WORK ORDER – Scan the records below. Report the number of lines containing the word "terminals", and nothing more.

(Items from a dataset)
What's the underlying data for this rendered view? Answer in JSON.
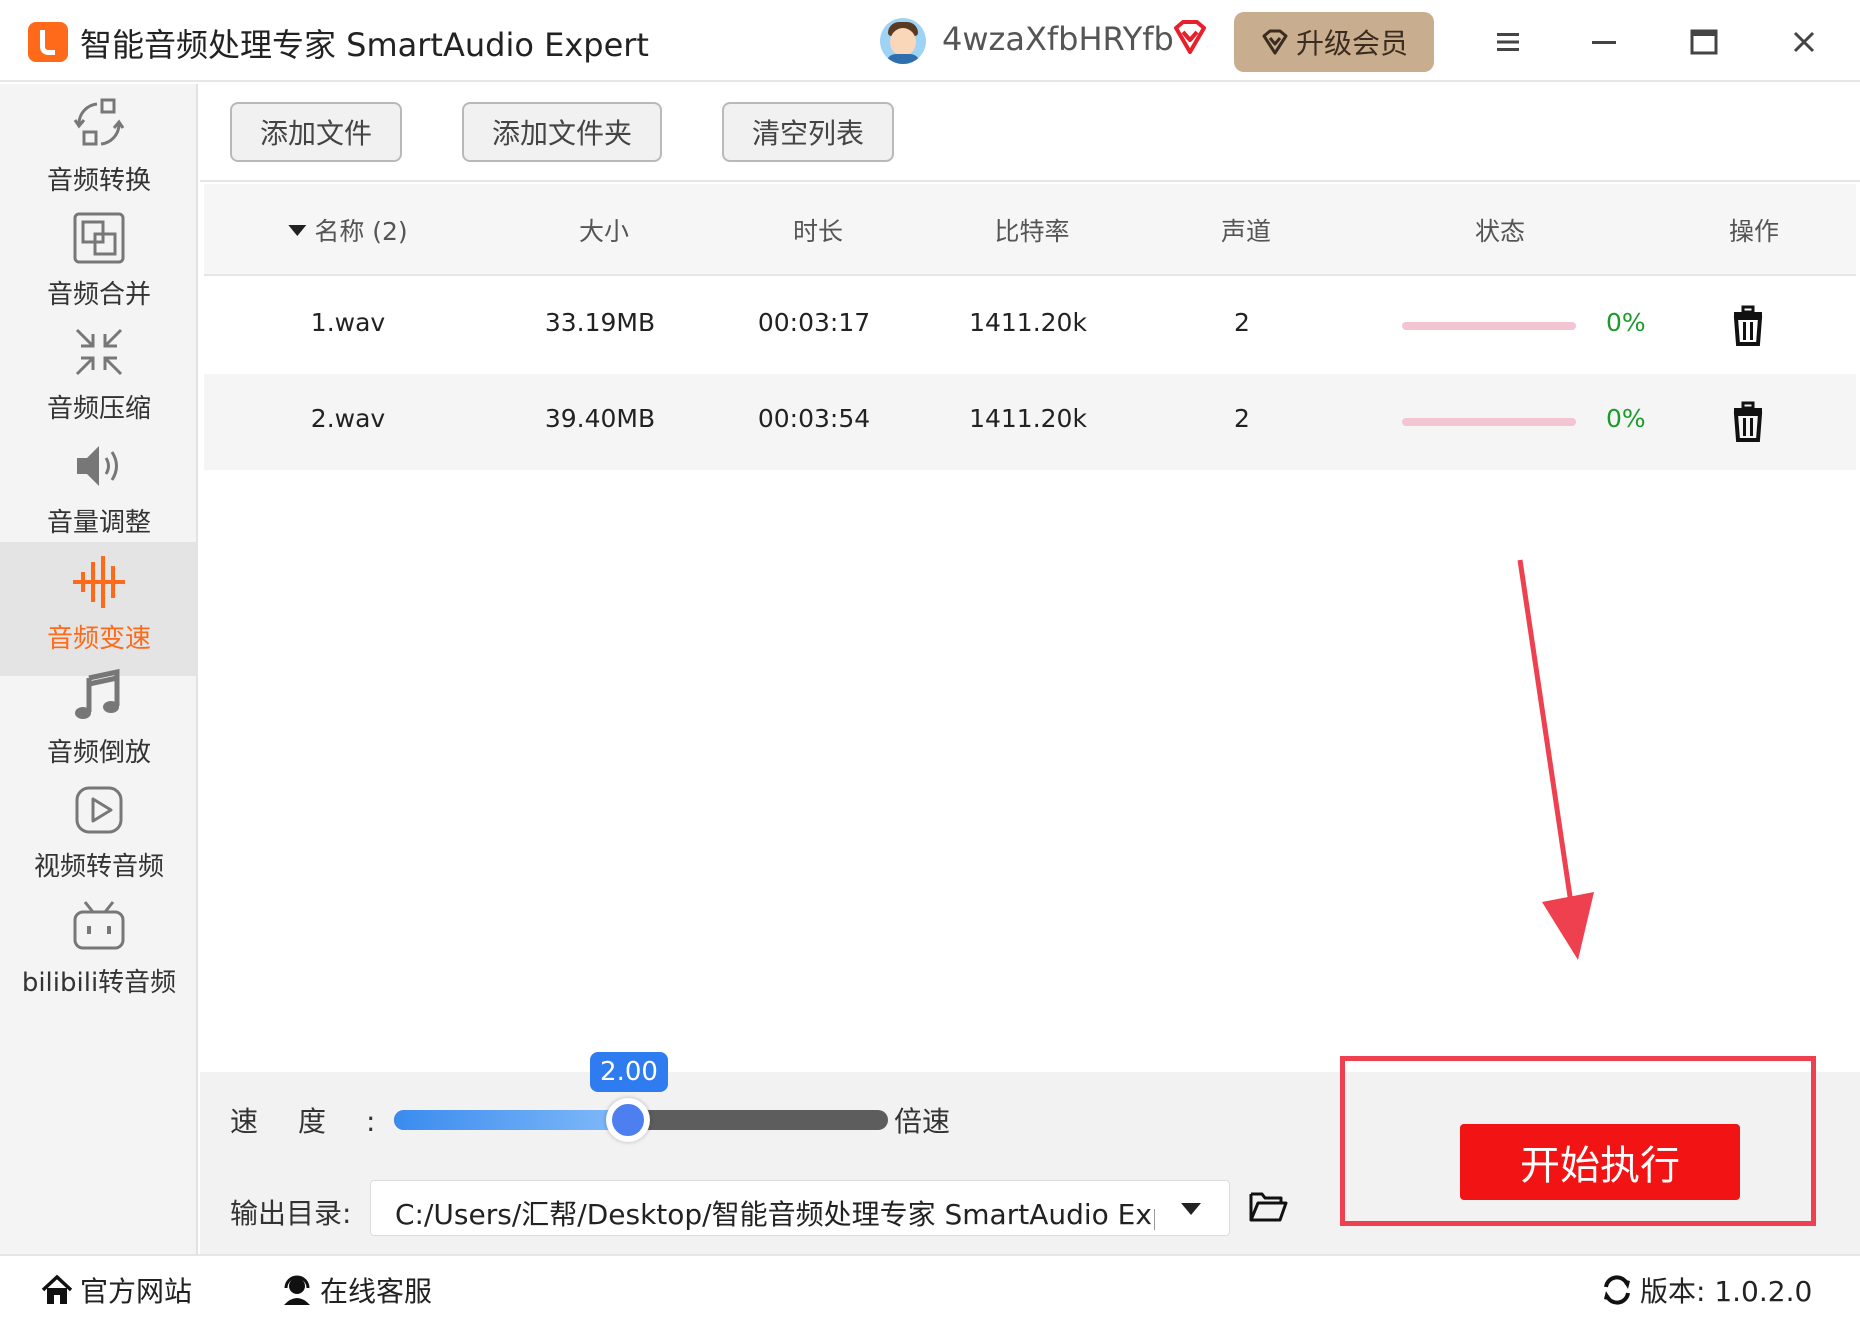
{
  "app": {
    "title": "智能音频处理专家 SmartAudio Expert",
    "username": "4wzaXfbHRYfb",
    "upgrade_label": "升级会员"
  },
  "sidebar": {
    "items": [
      {
        "label": "音频转换",
        "icon": "audio-convert-icon"
      },
      {
        "label": "音频合并",
        "icon": "audio-merge-icon"
      },
      {
        "label": "音频压缩",
        "icon": "audio-compress-icon"
      },
      {
        "label": "音量调整",
        "icon": "volume-icon"
      },
      {
        "label": "音频变速",
        "icon": "audio-speed-icon",
        "active": true
      },
      {
        "label": "音频倒放",
        "icon": "music-note-icon"
      },
      {
        "label": "视频转音频",
        "icon": "video-play-icon"
      },
      {
        "label": "bilibili转音频",
        "icon": "bilibili-tv-icon"
      }
    ]
  },
  "toolbar": {
    "add_file": "添加文件",
    "add_folder": "添加文件夹",
    "clear_list": "清空列表"
  },
  "table": {
    "headers": {
      "name": "名称 (2)",
      "size": "大小",
      "duration": "时长",
      "bitrate": "比特率",
      "channels": "声道",
      "status": "状态",
      "action": "操作"
    },
    "rows": [
      {
        "name": "1.wav",
        "size": "33.19MB",
        "duration": "00:03:17",
        "bitrate": "1411.20k",
        "channels": "2",
        "progress": 0,
        "status_pct": "0%"
      },
      {
        "name": "2.wav",
        "size": "39.40MB",
        "duration": "00:03:54",
        "bitrate": "1411.20k",
        "channels": "2",
        "progress": 0,
        "status_pct": "0%"
      }
    ]
  },
  "speed": {
    "label": "速度:",
    "value": "2.00",
    "position_fraction": 0.45,
    "unit": "倍速"
  },
  "output": {
    "label": "输出目录:",
    "path": "C:/Users/汇帮/Desktop/智能音频处理专家 SmartAudio Exp"
  },
  "start_button": "开始执行",
  "footer": {
    "official_site": "官方网站",
    "online_service": "在线客服",
    "version": "版本: 1.0.2.0"
  },
  "colors": {
    "accent_orange": "#ff6a1a",
    "start_red": "#f21414",
    "highlight_red": "#ef4050",
    "status_green": "#1d9b2a",
    "slider_blue": "#2f7cf0",
    "upgrade_tan": "#c9ad8f"
  }
}
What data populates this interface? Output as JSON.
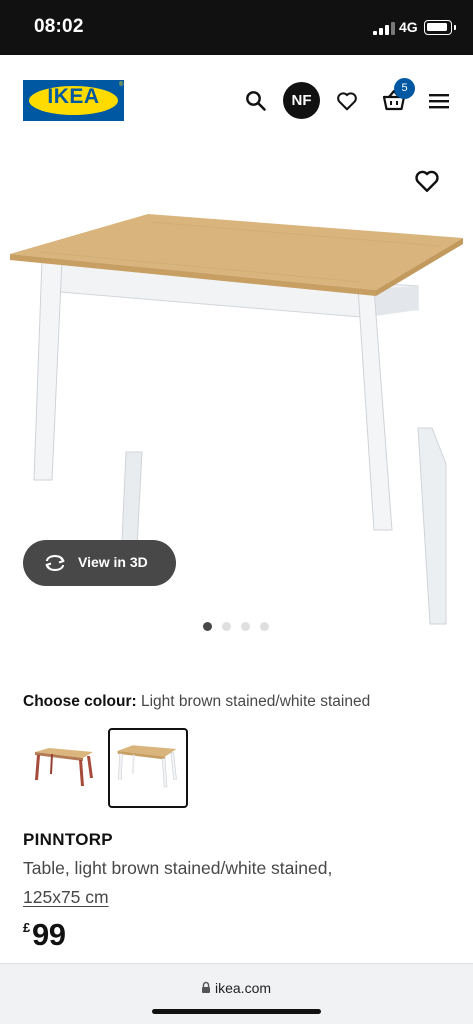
{
  "status_bar": {
    "time": "08:02",
    "network": "4G",
    "icons": [
      "signal-icon",
      "battery-icon"
    ]
  },
  "header": {
    "logo_text": "IKEA",
    "logo_reg": "®",
    "avatar_initials": "NF",
    "cart_count": "5",
    "icons": [
      "search-icon",
      "heart-icon",
      "basket-icon",
      "menu-icon"
    ],
    "colors": {
      "brand_blue": "#0058a3",
      "brand_yellow": "#ffdb00"
    }
  },
  "media": {
    "view3d_label": "View in 3D",
    "image_count": 4,
    "active_image": 1
  },
  "colour_chooser": {
    "label": "Choose colour:",
    "value": "Light brown stained/white stained",
    "options_count": 2,
    "selected_index": 2
  },
  "product": {
    "name": "PINNTORP",
    "description": "Table, light brown stained/white stained,",
    "size": "125x75 cm",
    "currency": "£",
    "price": "99"
  },
  "browser": {
    "url": "ikea.com"
  }
}
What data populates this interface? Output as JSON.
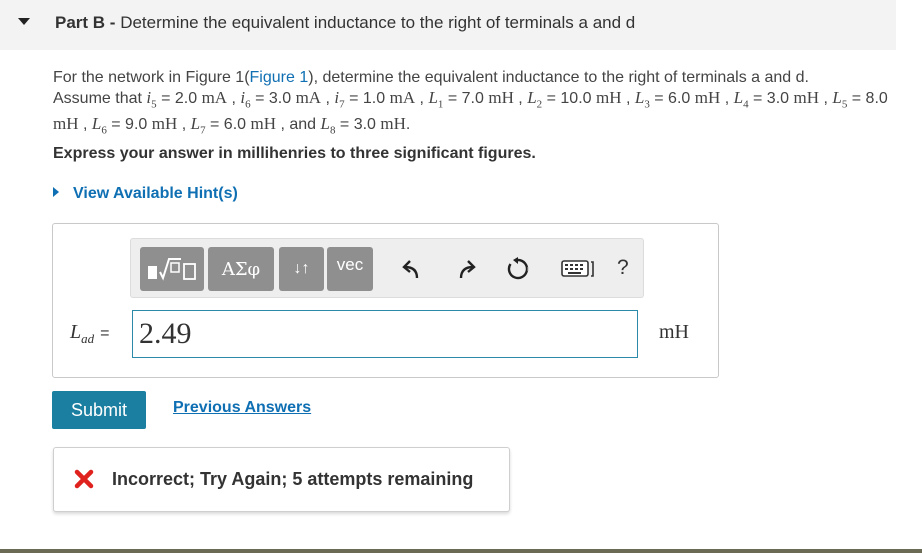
{
  "part": {
    "label": "Part B -",
    "title": "Determine the equivalent inductance to the right of terminals a and d"
  },
  "problem": {
    "t1": "For the network in Figure 1(",
    "figure_link": "Figure 1",
    "t2": "), determine the equivalent inductance to the right of terminals a and d.",
    "t3": "Assume that",
    "i5_val": "= 2.0",
    "i6_val": "= 3.0",
    "i7_val": "= 1.0",
    "L1_val": "= 7.0",
    "L2_val": "= 10.0",
    "L3_val": "= 6.0",
    "L4_val": "= 3.0",
    "L5_val": "= 8.0",
    "L6_val": "= 9.0",
    "L7_val": "= 6.0",
    "L8_val": "= 3.0",
    "and": "and",
    "unit_mA": "mA",
    "unit_mH": "mH"
  },
  "instruction": "Express your answer in millihenries to three significant figures.",
  "hint_link": "View Available Hint(s)",
  "toolbar": {
    "greek": "ΑΣφ",
    "sort": "↓↑",
    "vec": "vec",
    "help": "?",
    "icons": [
      "fraction-sqrt-template-icon",
      "undo-icon",
      "redo-icon",
      "reset-icon",
      "keyboard-icon"
    ]
  },
  "answer": {
    "lhs_var": "L",
    "lhs_sub": "ad",
    "lhs_eq": "=",
    "value": "2.49",
    "unit": "mH"
  },
  "submit_label": "Submit",
  "previous_answers_label": "Previous Answers",
  "feedback": {
    "message": "Incorrect; Try Again; 5 attempts remaining",
    "icon": "x-icon",
    "icon_color": "#e0221e"
  },
  "colors": {
    "link": "#0f6fb3",
    "submit": "#1a7fa0",
    "toolbar_button": "#8f8f8f",
    "input_border": "#2c8aa8"
  }
}
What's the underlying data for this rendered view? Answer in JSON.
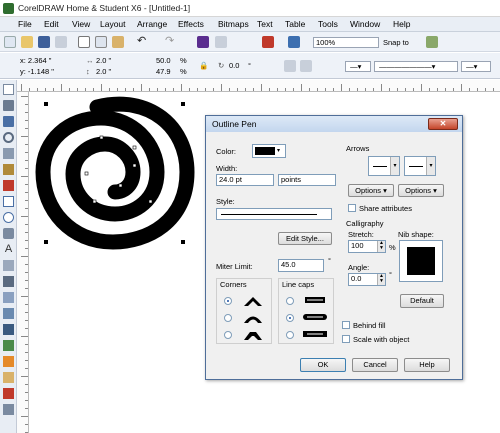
{
  "window": {
    "title": "CorelDRAW Home & Student X6 - [Untitled-1]"
  },
  "menu": [
    "File",
    "Edit",
    "View",
    "Layout",
    "Arrange",
    "Effects",
    "Bitmaps",
    "Text",
    "Table",
    "Tools",
    "Window",
    "Help"
  ],
  "toolbar": {
    "zoom": "100%",
    "snap_to": "Snap to"
  },
  "property_bar": {
    "x": "x: 2.364 \"",
    "y": "y: -1.148 \"",
    "w": "2.0 \"",
    "h": "2.0 \"",
    "scale_w": "50.0",
    "scale_h": "47.9",
    "pct1": "%",
    "pct2": "%",
    "angle": "0.0",
    "deg": "°"
  },
  "dialog": {
    "title": "Outline Pen",
    "close": "✕",
    "color_label": "Color:",
    "width_label": "Width:",
    "width_value": "24.0 pt",
    "width_unit": "points",
    "style_label": "Style:",
    "edit_style": "Edit Style...",
    "miter_label": "Miter Limit:",
    "miter_value": "45.0",
    "deg": "°",
    "corners_label": "Corners",
    "linecaps_label": "Line caps",
    "arrows_label": "Arrows",
    "options1": "Options",
    "options2": "Options",
    "share_attributes": "Share attributes",
    "calligraphy_label": "Calligraphy",
    "stretch_label": "Stretch:",
    "stretch_value": "100",
    "pct": "%",
    "nib_label": "Nib shape:",
    "angle_label": "Angle:",
    "angle_value": "0.0",
    "default_button": "Default",
    "behind_fill": "Behind fill",
    "scale_with_object": "Scale with object",
    "ok": "OK",
    "cancel": "Cancel",
    "help": "Help"
  },
  "colors": {
    "accent": "#1b4ea0",
    "title_bg": "#c3d6ee",
    "close_red": "#c4452a",
    "canvas_shape": "#000000"
  }
}
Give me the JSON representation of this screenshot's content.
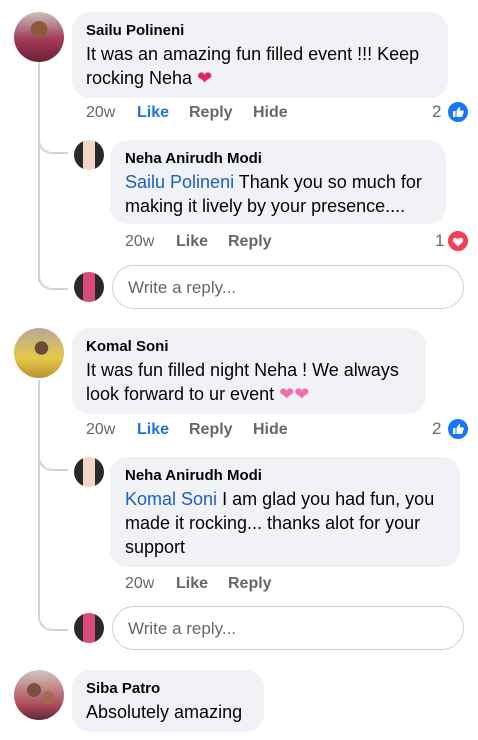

ANSWER TO THIS PROBLEM – 2